Q. How would you define the institution of Finance in Indian context?
A. In any country including India almost everyone has to deal with one or more financial institution like banks, trust and insurance companies , investment dealers etc. on a regular basis. People do financial transactions ranging from depositing money in banks , getting loans, exchanging currencies to investing in shares, insurance policies etc. Research reveals that inspite of a vast financial institution network only 30% Indians have a savings account in banks, 10% are investing in shares through stock exchange trading and only 15% buy insurance policy. People are interested to have financial services but it seems that institution of finance have not yet completely reached common Indians particularly potential investors in rural areas.
Q. Please enlighten us with your views on common equity and debentures in India.
A. Very soon India will celebrating 66 years of its independence but the fact remains that still not more than 10% Indians know about equity shares, stock market, etc. and a lot of people view shares buying as gamble play. Spread of awareness in this regard is must. Our company act also needs amendment very urgently for protecting general investors. General investors are showing very less interest in investing in debentures than equity as they want to avoid inviting any unnecessary risk.
Q. What are your views on leadership and what advice would you give to young Indians to be effective leaders?
A. I believe in good education. Education, especially in management should break the age old tradition of general college teaching. To lead in any field of activity, practical values weigh maximum. To me a business leader needs 20% theoritical and 80% practical knowledge. Management colleges should teach young students, our potential business leaders by providing more on field practical training on each and every subject. It is only then that our young Indians will be honoured as effective leaders.

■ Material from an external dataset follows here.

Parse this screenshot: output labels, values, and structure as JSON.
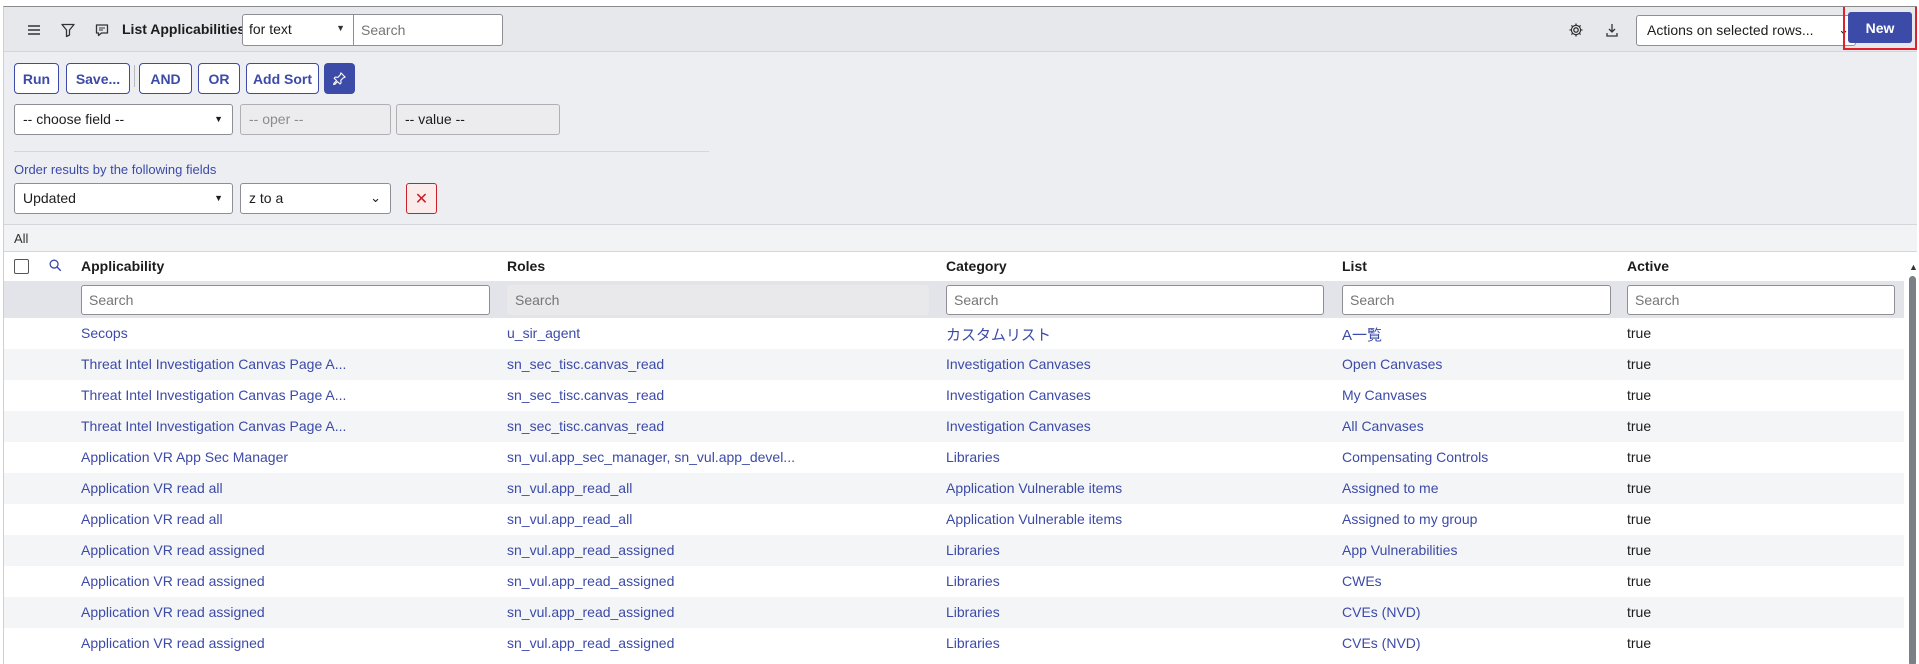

Q. Tell us about your family. How do you balance your personal and professional life?
A. I have happily completed 29 years of married life. I have four children, two sons and two daughters. My elder daughter and two sons are in jobs after having completed their respective masters degree and my younger daughter is doing graduation. Frankly speaking my profession is very challenging. It is my family’s co-operation and continuous support that has kept me encouraging and helps me to maintain a proper balance in work and personal life.
DTTB Team wishes that Mr. Altaf realises all of his dreams in life and about the society because men like him a rarity in these days of unscrupulous consumption patterns and lifestyle. We hope that his story serves as an inspiration for the new generation.